We’ve already see the gradient vector , which has the same components as the differential :
This is because we use the metric to convert from vector fields to -forms, and with respect to our usual bases the matrix of the metric is the Kronecker delta.
We will proceed to define analogues of the other classical differential operators you may remember from multivariable calculus. We will actually be defining operators on differential forms, but we will use this same trick to identify vector fields and -forms. We will thus not usually distinguish our operators from the classical ones, but in practice we will use the classical notations when acting on vector fields and our new notations when acting on -forms.
Anyway, the next operator we come to is the curl of a vector field: . Of course we’ll really start with a -form instead of a vector field, and we already know a differential operator to use on forms. Given a -form we can send it to .
The only hangup is that this is a -form, while we want the curl of a vector field to be another vector field. But we do have a Hodge star, which we can use to flip a -form back into a -form, which is “really” a vector field again. That is, the curl operator corresponds to the differential operator that takes -forms back to -forms.
Let’s calculate this in our canonical basis, to see that it really does look like the familiar curl. We start with a -form . The first step is to hit it with the exterior derivative, which gives

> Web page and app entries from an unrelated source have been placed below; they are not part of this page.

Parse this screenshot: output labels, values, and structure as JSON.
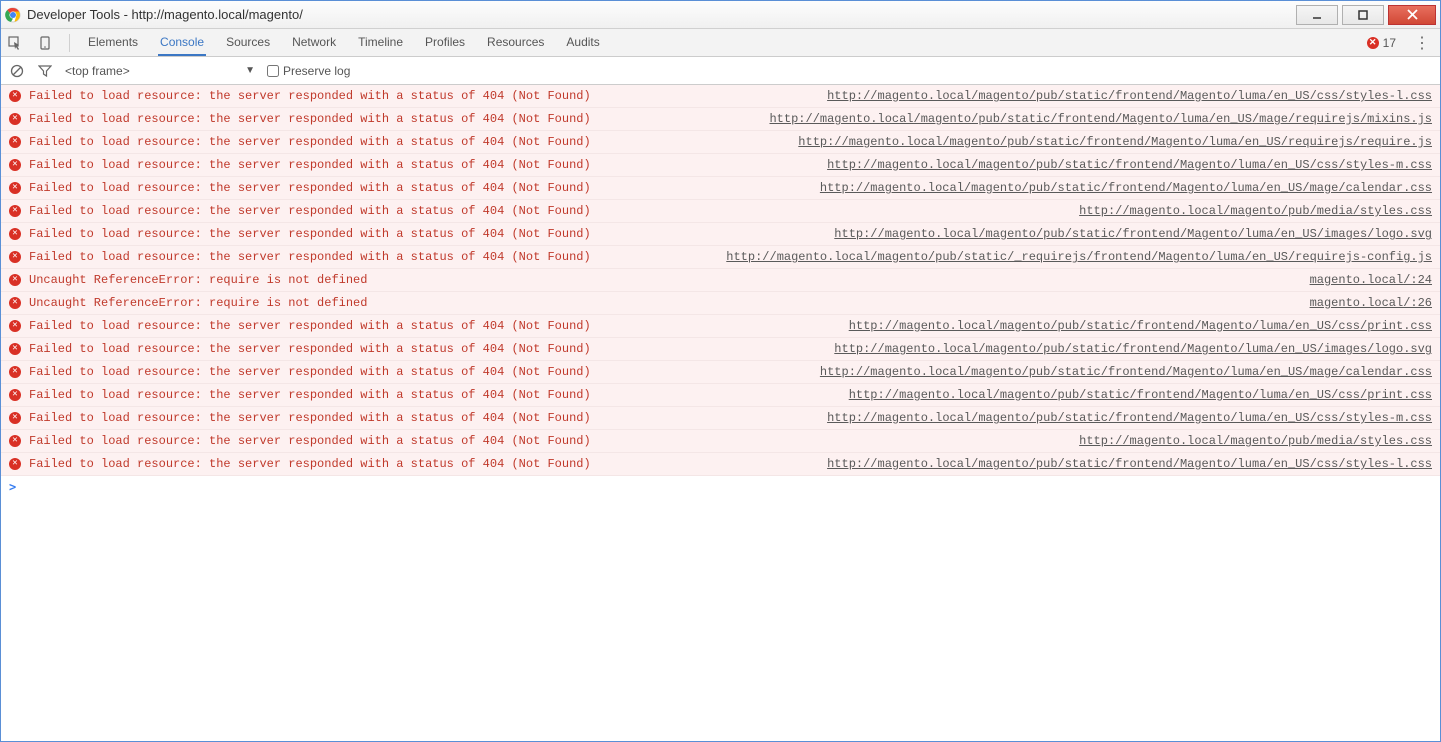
{
  "window": {
    "title": "Developer Tools - http://magento.local/magento/"
  },
  "tabs": {
    "items": [
      "Elements",
      "Console",
      "Sources",
      "Network",
      "Timeline",
      "Profiles",
      "Resources",
      "Audits"
    ],
    "active_index": 1
  },
  "error_badge": {
    "count": "17"
  },
  "filter": {
    "frame_label": "<top frame>",
    "preserve_label": "Preserve log",
    "preserve_checked": false
  },
  "msg404": "Failed to load resource: the server responded with a status of 404 (Not Found)",
  "msgRef": "Uncaught ReferenceError: require is not defined",
  "logs": [
    {
      "type": "404",
      "src": "http://magento.local/magento/pub/static/frontend/Magento/luma/en_US/css/styles-l.css"
    },
    {
      "type": "404",
      "src": "http://magento.local/magento/pub/static/frontend/Magento/luma/en_US/mage/requirejs/mixins.js"
    },
    {
      "type": "404",
      "src": "http://magento.local/magento/pub/static/frontend/Magento/luma/en_US/requirejs/require.js"
    },
    {
      "type": "404",
      "src": "http://magento.local/magento/pub/static/frontend/Magento/luma/en_US/css/styles-m.css"
    },
    {
      "type": "404",
      "src": "http://magento.local/magento/pub/static/frontend/Magento/luma/en_US/mage/calendar.css"
    },
    {
      "type": "404",
      "src": "http://magento.local/magento/pub/media/styles.css"
    },
    {
      "type": "404",
      "src": "http://magento.local/magento/pub/static/frontend/Magento/luma/en_US/images/logo.svg"
    },
    {
      "type": "404",
      "src": "http://magento.local/magento/pub/static/_requirejs/frontend/Magento/luma/en_US/requirejs-config.js"
    },
    {
      "type": "ref",
      "src": "magento.local/:24"
    },
    {
      "type": "ref",
      "src": "magento.local/:26"
    },
    {
      "type": "404",
      "src": "http://magento.local/magento/pub/static/frontend/Magento/luma/en_US/css/print.css"
    },
    {
      "type": "404",
      "src": "http://magento.local/magento/pub/static/frontend/Magento/luma/en_US/images/logo.svg"
    },
    {
      "type": "404",
      "src": "http://magento.local/magento/pub/static/frontend/Magento/luma/en_US/mage/calendar.css"
    },
    {
      "type": "404",
      "src": "http://magento.local/magento/pub/static/frontend/Magento/luma/en_US/css/print.css"
    },
    {
      "type": "404",
      "src": "http://magento.local/magento/pub/static/frontend/Magento/luma/en_US/css/styles-m.css"
    },
    {
      "type": "404",
      "src": "http://magento.local/magento/pub/media/styles.css"
    },
    {
      "type": "404",
      "src": "http://magento.local/magento/pub/static/frontend/Magento/luma/en_US/css/styles-l.css"
    }
  ],
  "prompt": ">"
}
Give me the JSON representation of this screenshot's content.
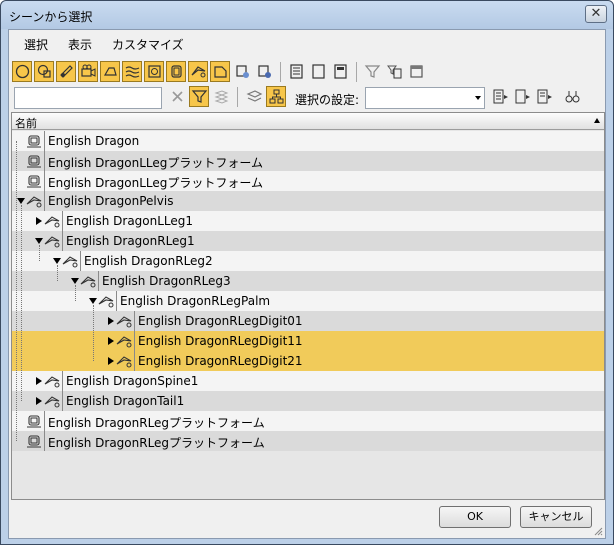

Next we hit this with the Hodge star. We’ve already calculated how the Hodge star affects the canonical basis of -forms, so this is just a simple lookup to find:
which are indeed the usual components of the curl. That is, if is the -form corresponding to the vector field , then is the -form corresponding to the vector field .